Today’s walk produced yet more evidence of our changing climate in the form of another very early Spring flower, this time Opposite-leaved golden saxifrage (Chrysosplenium oppositifolium), which my wildflower guide tells me shouldn’t be flowering for at least another month.
Today’s location was typical of this plant’s favoured habitat: in woodland, along the edges of a well-shaded small stream. Its liking for damp conditions is perhaps one of the reasons it grows best in western parts of Britain and is less common in the eastern counties.
It can be confused with its cousin Alternate-leaved golden saxifrage (Chrysosplenium alternifolium) – the key thing, as the names suggest, is to check the arrangement of the leaves.

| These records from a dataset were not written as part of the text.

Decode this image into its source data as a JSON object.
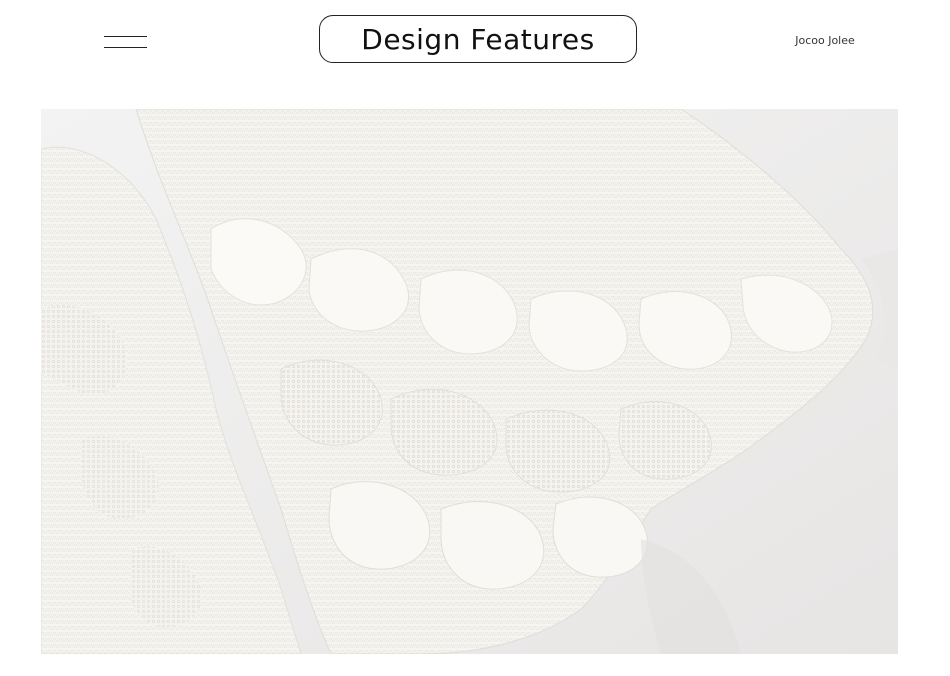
{
  "header": {
    "title": "Design Features",
    "brand": "Jocoo Jolee",
    "menu_icon": "hamburger-menu-icon"
  },
  "photo": {
    "subject": "white-knit-scalloped-sleeve-closeup",
    "colors": {
      "knit": "#f7f6f2",
      "background": "#eceae9",
      "shadow": "#dcd9d6"
    }
  }
}
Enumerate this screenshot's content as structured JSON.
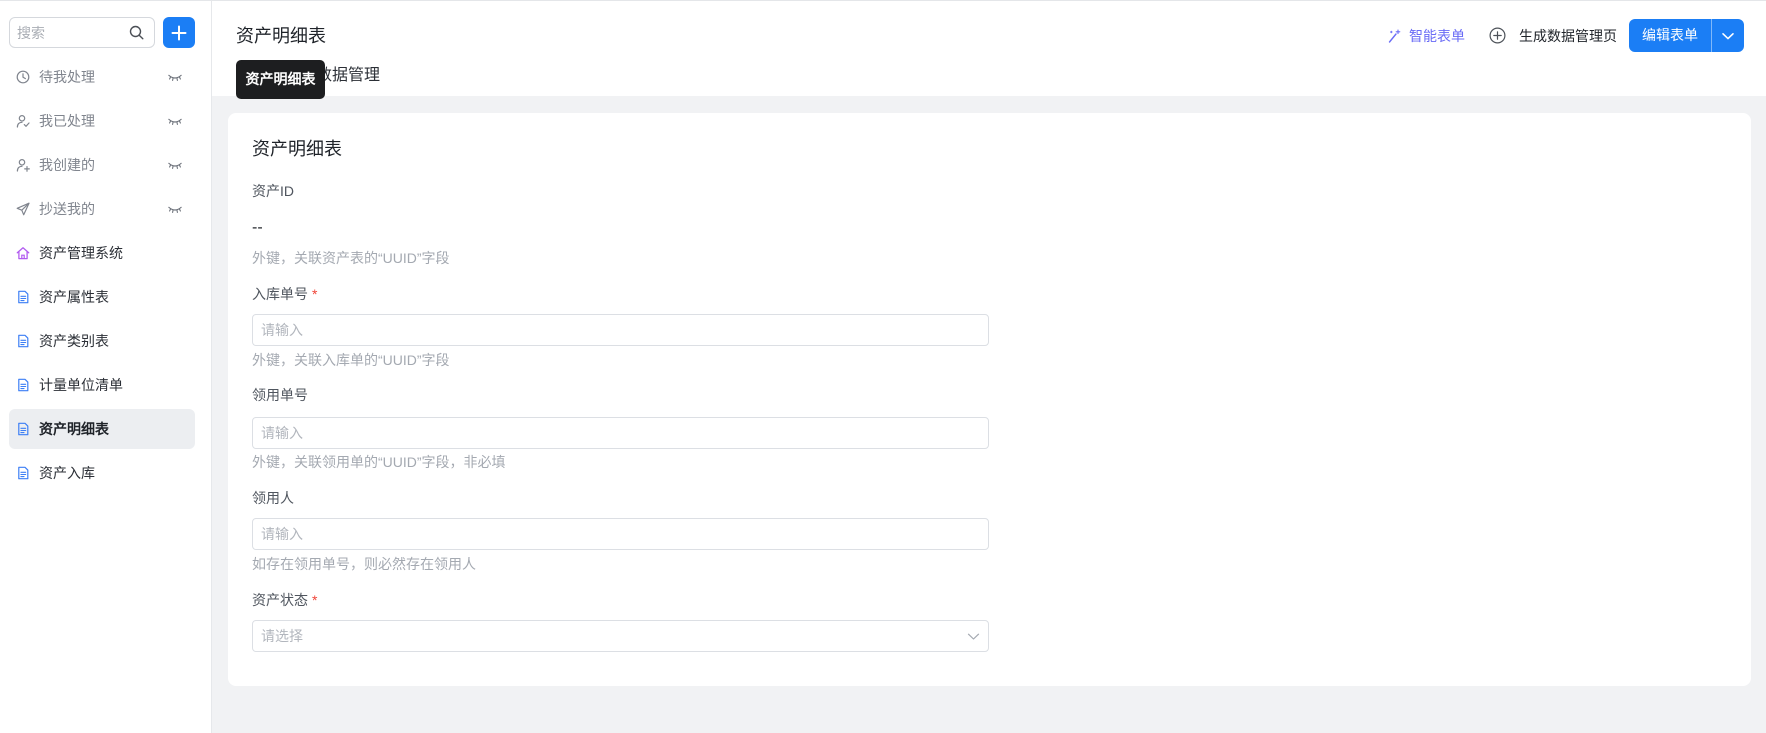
{
  "colors": {
    "primary": "#1b7ef5",
    "smart_form": "#6a6cf6",
    "required": "#f04438",
    "page_bg": "#f1f2f4",
    "home_icon": "#b25cf0",
    "document_icon": "#3d7ff5"
  },
  "sidebar": {
    "search": {
      "placeholder": "搜索",
      "icon": "search-icon"
    },
    "add_button_icon": "plus-icon",
    "items": [
      {
        "label": "待我处理",
        "icon": "clock-icon",
        "trailing_icon": "eye-closed-icon"
      },
      {
        "label": "我已处理",
        "icon": "user-check-icon",
        "trailing_icon": "eye-closed-icon"
      },
      {
        "label": "我创建的",
        "icon": "user-add-icon",
        "trailing_icon": "eye-closed-icon"
      },
      {
        "label": "抄送我的",
        "icon": "send-icon",
        "trailing_icon": "eye-closed-icon"
      },
      {
        "label": "资产管理系统",
        "icon": "home-icon"
      },
      {
        "label": "资产属性表",
        "icon": "document-icon"
      },
      {
        "label": "资产类别表",
        "icon": "document-icon"
      },
      {
        "label": "计量单位清单",
        "icon": "document-icon"
      },
      {
        "label": "资产明细表",
        "icon": "document-icon",
        "selected": true
      },
      {
        "label": "资产入库",
        "icon": "document-icon"
      }
    ]
  },
  "header": {
    "title": "资产明细表",
    "tabs": [
      {
        "label": "数据管理"
      }
    ],
    "tooltip": "资产明细表",
    "actions": {
      "smart_form_label": "智能表单",
      "smart_form_icon": "magic-wand-icon",
      "generate_page_label": "生成数据管理页",
      "generate_page_icon": "plus-circle-icon",
      "edit_form_label": "编辑表单",
      "edit_form_dropdown_icon": "chevron-down-icon"
    }
  },
  "form": {
    "title": "资产明细表",
    "required_mark": "*",
    "fields": [
      {
        "label": "资产ID",
        "required": false,
        "type": "text",
        "value": "--",
        "help": "外键，关联资产表的“UUID”字段"
      },
      {
        "label": "入库单号",
        "required": true,
        "type": "input",
        "placeholder": "请输入",
        "help": "外键，关联入库单的“UUID”字段"
      },
      {
        "label": "领用单号",
        "required": false,
        "type": "input",
        "placeholder": "请输入",
        "help": "外键，关联领用单的“UUID”字段，非必填"
      },
      {
        "label": "领用人",
        "required": false,
        "type": "input",
        "placeholder": "请输入",
        "help": "如存在领用单号，则必然存在领用人"
      },
      {
        "label": "资产状态",
        "required": true,
        "type": "select",
        "placeholder": "请选择"
      }
    ]
  }
}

In the first photo and the one below you can see how the pairs of leaves are growing opposite each other along the stem. You can only see its slightly odd flowers – they have no petals, just eight yellow stamens.